*** Data listing Section Begins ***
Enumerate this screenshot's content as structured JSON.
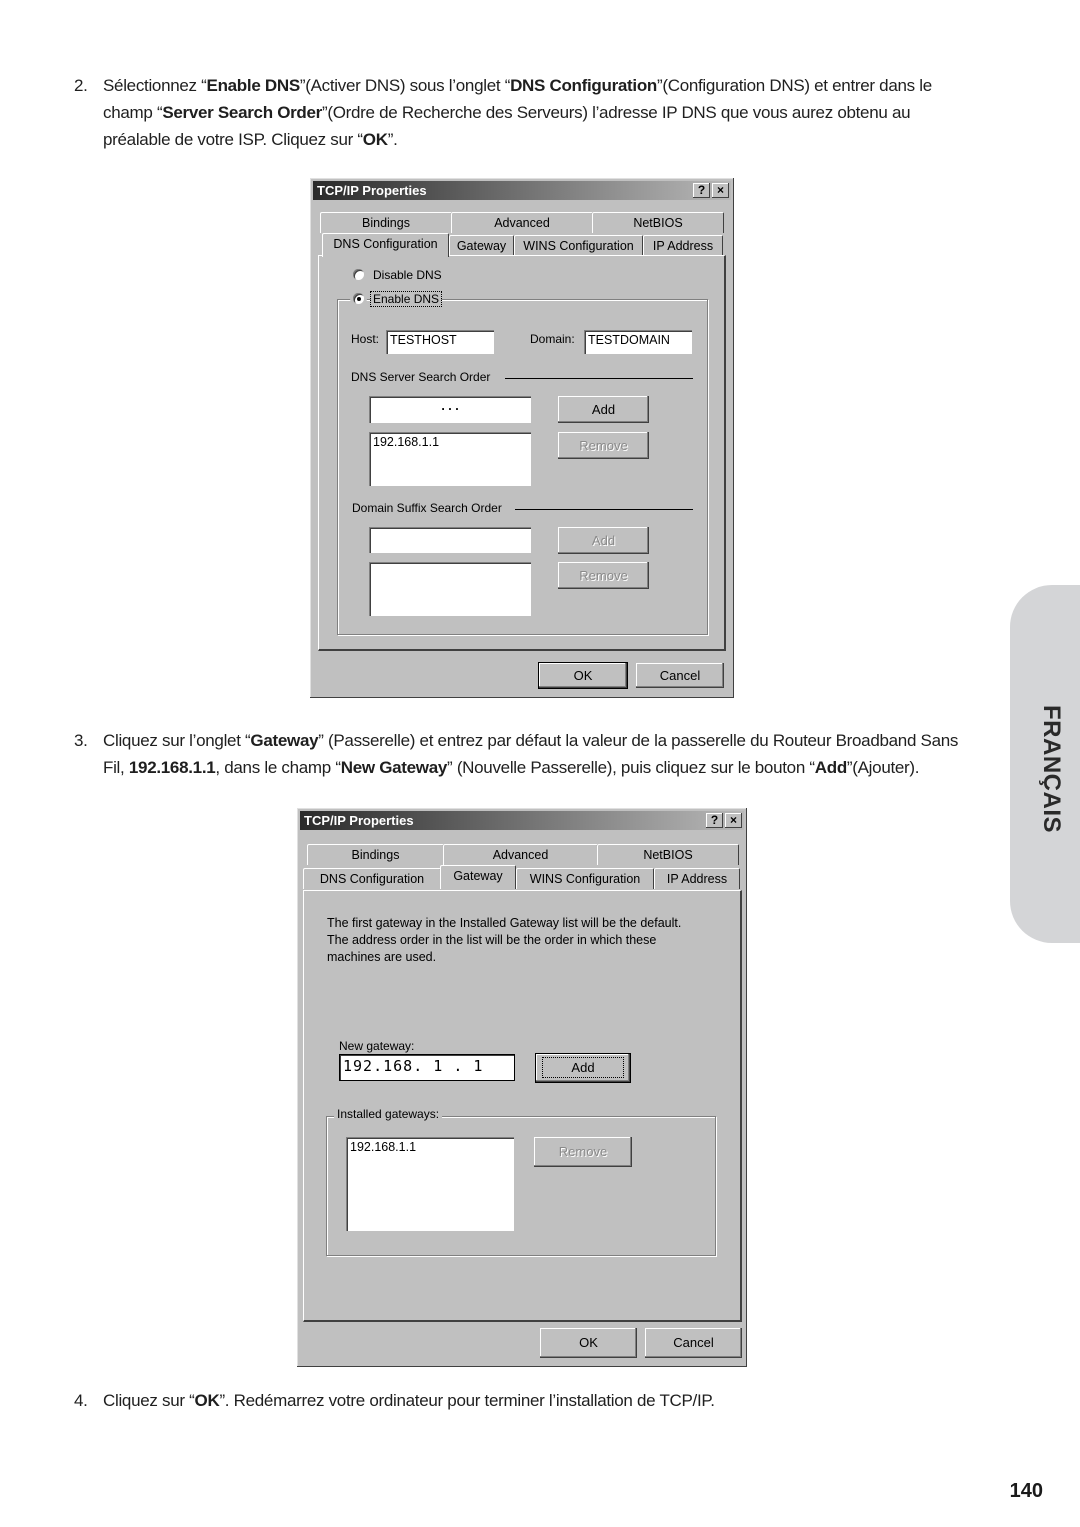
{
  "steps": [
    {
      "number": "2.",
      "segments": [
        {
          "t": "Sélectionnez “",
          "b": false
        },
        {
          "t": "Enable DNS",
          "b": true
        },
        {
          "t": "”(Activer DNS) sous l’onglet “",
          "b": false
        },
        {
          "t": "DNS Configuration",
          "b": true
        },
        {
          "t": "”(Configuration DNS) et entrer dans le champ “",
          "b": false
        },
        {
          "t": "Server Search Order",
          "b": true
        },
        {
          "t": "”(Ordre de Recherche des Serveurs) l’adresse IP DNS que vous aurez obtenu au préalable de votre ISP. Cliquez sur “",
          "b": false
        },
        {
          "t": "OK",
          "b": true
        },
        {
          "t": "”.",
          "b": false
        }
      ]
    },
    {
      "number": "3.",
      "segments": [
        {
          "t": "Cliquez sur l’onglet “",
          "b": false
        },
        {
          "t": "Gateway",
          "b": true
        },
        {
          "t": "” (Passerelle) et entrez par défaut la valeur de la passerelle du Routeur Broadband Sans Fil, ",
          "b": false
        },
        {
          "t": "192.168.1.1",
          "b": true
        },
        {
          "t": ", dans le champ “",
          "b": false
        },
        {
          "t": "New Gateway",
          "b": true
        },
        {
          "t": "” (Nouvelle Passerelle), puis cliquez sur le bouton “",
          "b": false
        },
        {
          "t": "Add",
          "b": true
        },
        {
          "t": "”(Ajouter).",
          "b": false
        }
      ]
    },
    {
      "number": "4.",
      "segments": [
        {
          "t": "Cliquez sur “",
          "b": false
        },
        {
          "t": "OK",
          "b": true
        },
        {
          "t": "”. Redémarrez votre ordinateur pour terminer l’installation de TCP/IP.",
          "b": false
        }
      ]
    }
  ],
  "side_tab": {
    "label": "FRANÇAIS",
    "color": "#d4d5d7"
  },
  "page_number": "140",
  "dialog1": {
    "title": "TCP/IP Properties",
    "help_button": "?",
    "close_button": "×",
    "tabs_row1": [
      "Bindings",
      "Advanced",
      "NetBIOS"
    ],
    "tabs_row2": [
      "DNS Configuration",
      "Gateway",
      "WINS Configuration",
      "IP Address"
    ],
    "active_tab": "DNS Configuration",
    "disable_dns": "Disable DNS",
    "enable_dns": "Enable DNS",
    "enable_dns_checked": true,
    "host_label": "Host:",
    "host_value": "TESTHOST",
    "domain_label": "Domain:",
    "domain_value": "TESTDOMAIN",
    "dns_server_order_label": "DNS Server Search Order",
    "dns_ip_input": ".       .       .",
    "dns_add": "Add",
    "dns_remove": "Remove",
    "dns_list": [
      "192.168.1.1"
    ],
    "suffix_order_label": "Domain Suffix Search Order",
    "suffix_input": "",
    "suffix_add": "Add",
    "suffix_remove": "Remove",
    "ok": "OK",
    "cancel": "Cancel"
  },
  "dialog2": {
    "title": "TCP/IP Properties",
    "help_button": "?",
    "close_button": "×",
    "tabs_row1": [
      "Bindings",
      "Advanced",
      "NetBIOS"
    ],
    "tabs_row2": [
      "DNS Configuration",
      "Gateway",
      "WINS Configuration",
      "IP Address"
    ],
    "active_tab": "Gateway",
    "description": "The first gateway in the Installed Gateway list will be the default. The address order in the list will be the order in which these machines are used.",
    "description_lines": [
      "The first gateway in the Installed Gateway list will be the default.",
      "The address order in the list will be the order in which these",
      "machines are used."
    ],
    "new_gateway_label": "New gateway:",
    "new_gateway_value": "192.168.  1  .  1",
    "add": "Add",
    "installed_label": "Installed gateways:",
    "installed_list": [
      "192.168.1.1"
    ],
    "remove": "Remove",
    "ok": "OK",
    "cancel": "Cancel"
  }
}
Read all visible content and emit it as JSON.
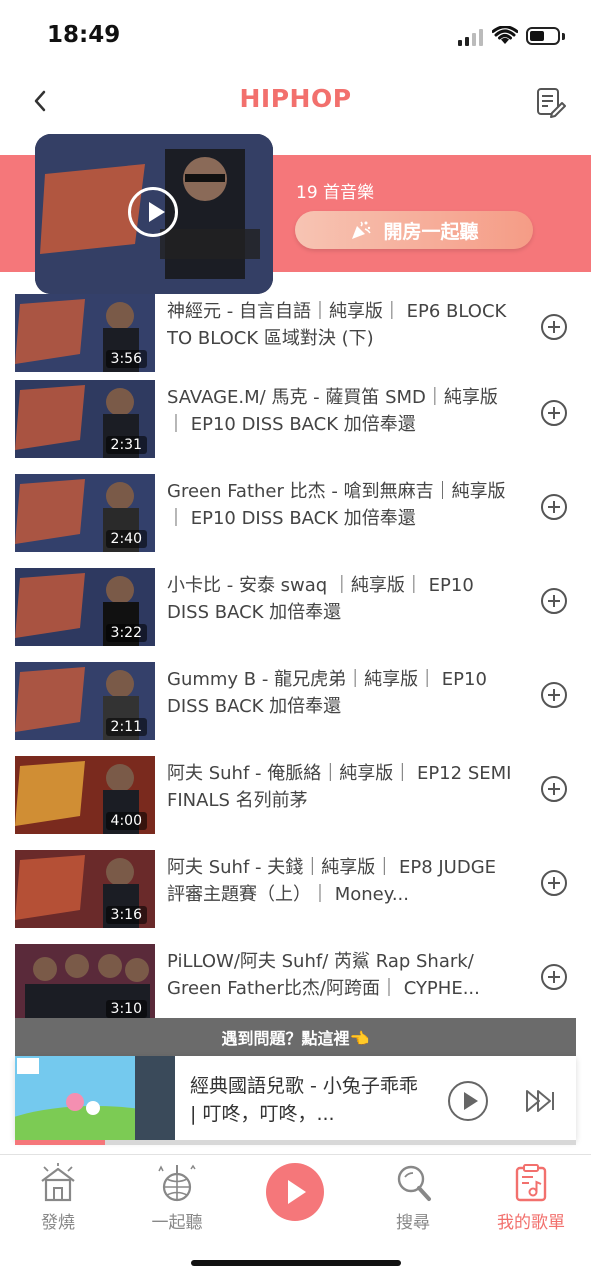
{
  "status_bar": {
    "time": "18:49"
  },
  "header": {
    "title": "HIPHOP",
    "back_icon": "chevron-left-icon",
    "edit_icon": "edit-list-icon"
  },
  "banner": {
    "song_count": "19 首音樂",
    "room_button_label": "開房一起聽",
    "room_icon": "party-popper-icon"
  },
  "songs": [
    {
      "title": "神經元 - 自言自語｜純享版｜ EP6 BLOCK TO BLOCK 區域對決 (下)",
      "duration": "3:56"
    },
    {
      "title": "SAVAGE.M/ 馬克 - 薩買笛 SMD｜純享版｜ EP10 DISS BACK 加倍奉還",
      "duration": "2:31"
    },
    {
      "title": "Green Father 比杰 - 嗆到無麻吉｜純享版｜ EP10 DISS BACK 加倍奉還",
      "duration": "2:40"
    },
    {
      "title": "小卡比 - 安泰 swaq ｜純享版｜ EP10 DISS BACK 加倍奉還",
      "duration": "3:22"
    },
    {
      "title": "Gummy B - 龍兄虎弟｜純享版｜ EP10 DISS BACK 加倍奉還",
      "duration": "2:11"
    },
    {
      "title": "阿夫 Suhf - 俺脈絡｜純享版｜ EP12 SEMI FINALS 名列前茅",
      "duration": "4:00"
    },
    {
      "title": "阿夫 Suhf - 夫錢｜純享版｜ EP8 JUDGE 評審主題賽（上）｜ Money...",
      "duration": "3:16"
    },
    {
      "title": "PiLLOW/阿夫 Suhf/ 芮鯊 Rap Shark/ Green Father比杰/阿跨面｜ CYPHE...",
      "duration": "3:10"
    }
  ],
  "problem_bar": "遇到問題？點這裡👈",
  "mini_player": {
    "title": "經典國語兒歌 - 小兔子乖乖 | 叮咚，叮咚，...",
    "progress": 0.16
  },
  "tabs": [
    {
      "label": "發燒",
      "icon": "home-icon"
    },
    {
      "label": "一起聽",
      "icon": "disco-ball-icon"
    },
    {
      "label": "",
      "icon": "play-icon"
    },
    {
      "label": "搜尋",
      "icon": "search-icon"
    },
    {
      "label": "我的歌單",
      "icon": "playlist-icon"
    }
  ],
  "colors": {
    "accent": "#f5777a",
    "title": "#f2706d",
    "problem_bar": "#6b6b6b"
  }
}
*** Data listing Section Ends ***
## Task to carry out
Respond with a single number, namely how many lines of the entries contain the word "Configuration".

## Exercise response
7